Review Summary: Honest and raw. Aussie rock done right.2 of 2 thought this review was well written
When you start talking about Australian music, generally the first thing to pop into someone’s head is sweaty blokes pumping out anthemic rock songs in a packed out pub (Jimmy Barnes anyone?). Now, this genre has been done to death since the ‘80s and for it ever to see the light of day again bands have to start changing it up. Calling All Cars are one of those bands, giving the traditional, raw Aussie rock sound a punk and grunge influenced twist.
The first thing you notice about Calling All Cars’ debut album Hold, Hold, Fire
is the bucket loads of energy contained within the packaging. However, upon looking at what they’ve been doing recently, it’s not surprising at all. In the space of a year, Calling All Cars have gone from playing pubs and small support gigs to opening for AC/DC on their tour of Australia. These’s three Melbournians are genuinely stoked to be playing music and it rubs off on their debut.

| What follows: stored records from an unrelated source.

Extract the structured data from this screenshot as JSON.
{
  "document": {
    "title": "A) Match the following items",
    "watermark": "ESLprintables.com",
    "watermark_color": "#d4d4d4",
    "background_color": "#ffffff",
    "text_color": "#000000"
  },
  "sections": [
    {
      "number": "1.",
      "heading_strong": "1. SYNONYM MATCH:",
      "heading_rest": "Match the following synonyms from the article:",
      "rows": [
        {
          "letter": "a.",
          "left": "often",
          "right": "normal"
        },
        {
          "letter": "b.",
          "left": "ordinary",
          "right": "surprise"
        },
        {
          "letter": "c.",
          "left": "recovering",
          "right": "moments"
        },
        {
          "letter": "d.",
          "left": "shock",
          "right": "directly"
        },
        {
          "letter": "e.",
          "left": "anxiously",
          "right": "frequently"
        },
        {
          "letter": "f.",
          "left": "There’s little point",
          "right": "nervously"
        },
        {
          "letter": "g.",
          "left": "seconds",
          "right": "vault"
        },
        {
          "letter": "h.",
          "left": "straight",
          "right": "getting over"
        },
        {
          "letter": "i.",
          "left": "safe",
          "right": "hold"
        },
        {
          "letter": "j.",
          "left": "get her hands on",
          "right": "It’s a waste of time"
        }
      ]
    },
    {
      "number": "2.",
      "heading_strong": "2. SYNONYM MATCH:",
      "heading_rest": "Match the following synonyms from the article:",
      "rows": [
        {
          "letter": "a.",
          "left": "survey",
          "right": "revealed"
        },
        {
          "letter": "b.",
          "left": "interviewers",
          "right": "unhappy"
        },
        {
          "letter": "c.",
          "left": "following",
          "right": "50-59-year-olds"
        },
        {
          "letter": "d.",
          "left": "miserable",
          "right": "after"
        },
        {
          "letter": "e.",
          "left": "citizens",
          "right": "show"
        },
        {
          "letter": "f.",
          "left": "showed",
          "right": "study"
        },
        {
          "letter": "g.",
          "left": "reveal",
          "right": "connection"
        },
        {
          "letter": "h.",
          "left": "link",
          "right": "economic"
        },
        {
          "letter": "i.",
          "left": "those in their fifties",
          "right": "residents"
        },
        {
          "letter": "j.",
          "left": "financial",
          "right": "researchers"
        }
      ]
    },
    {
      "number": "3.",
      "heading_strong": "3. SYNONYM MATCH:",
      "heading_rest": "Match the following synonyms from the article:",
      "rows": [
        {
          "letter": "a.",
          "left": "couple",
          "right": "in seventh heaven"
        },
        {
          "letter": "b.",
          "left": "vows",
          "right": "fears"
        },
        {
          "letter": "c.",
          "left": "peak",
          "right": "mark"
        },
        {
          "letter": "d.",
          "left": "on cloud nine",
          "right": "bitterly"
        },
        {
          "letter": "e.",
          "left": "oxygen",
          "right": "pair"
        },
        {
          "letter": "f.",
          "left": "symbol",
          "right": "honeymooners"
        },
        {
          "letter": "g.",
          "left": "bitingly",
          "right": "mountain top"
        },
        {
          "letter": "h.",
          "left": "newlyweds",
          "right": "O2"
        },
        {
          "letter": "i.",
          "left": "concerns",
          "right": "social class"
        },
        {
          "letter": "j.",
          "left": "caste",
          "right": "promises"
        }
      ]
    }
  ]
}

Exploding out of the box with single ‘Disconnect,’ the three piece shows exactly why their infectious, riff driven rock has given them the chance to support AC/DC and a whole host of others. Front man/guitarist Hayden Ing immediately puts himself at the centre of attention, belting out the chorus with the kind of earnestness you wish every band had. ‘Run Away’ follows in a more subdued fashion with bassist Adam Montgomery providing some nice licks throughout the song, all the while not letting up on the catchiness.
If you’re going to listen to any songs from this album, make it the title track and ‘Not Like Anybody’. These two tracks are far and away the best on the album. Second single ‘Not Like Anybody’ begins with a early Silverchair sounding verse before Hayden Ing explodes in the chorus, dabbling into hardcore territory and seemingly channelling Kurt Cobain in one of his angrier moments. The soft-loud dynamics of this song work wonders for the band as once the chorus hits, the listener is guaranteed to sit up and take notice. The title track is more of a slow burner, the build up in the pop-punkish verses giving way to yet another fist pumping movement as drummer James Ing bashes the toms amidst yet another one of his brothers’ instantly catchy choruses.
Unfortunately, after the one-two punch of ‘Not Like Anybody’ and ‘Hold, Hold, Fire’ there are one or two tracks that come across as filler. The delivery of ‘This Ship Will Sail...’ feels awkward in that the song seems somewhat unfinished, whilst the pop punk styling of ‘Accident Waiting’ comes across as a rehash of ‘Disconnect’ and ‘Soldier On.’ Fortunately, that’s where the bad news ends. Older fans of Calling All Cars will be delighted with the inclusion of the re-recorded ‘Animal,’ a track from one of the band’s earlier EPs. It was a smart move too, with Hayden Ing’s jangling guitar and raw vocal delivery ensuring the energy of the track is not lost.
Towards the back end of the record the energy still hasn’t let up. Songs like ‘How Long’ and ‘Liar, Liar, Liar’ oozing energy and continuing Calling All Cars’ brand of raw, melodic rock. In particular, ‘Liar, Liar, Liar’ sees the band doing something a little different, filling the song out with some keyboard, all the while smashing out yet another fist pumping chorus. Hayden Ing again shows of his range, moving from screaming to melodic vocals and back again in ‘How Long,’ while closer ‘Little Red Hands’ is a typical Calling All Cars with Montgomery’s thudding bass providing the perfect backing to the verses before the band explode once again in the chorus.
On Hold, Hold, Fire
, Calling All Cars’ straight up rock has shown that you don’t need a myriad of studio effects to make a debut album, raw and passionate will do just fine. A minor gripe with Hold, Hold, Fire
is its length, clocking in at just over 38 minutes, the band could have easily added another couple of tracks and I’m sure no one would complain if they had done so. While it might not be the most original sound in the world, Calling All Cars’ earnestness and obvious love of playing on Hold, Hold, Fire
will draw you in. It worked for me at least...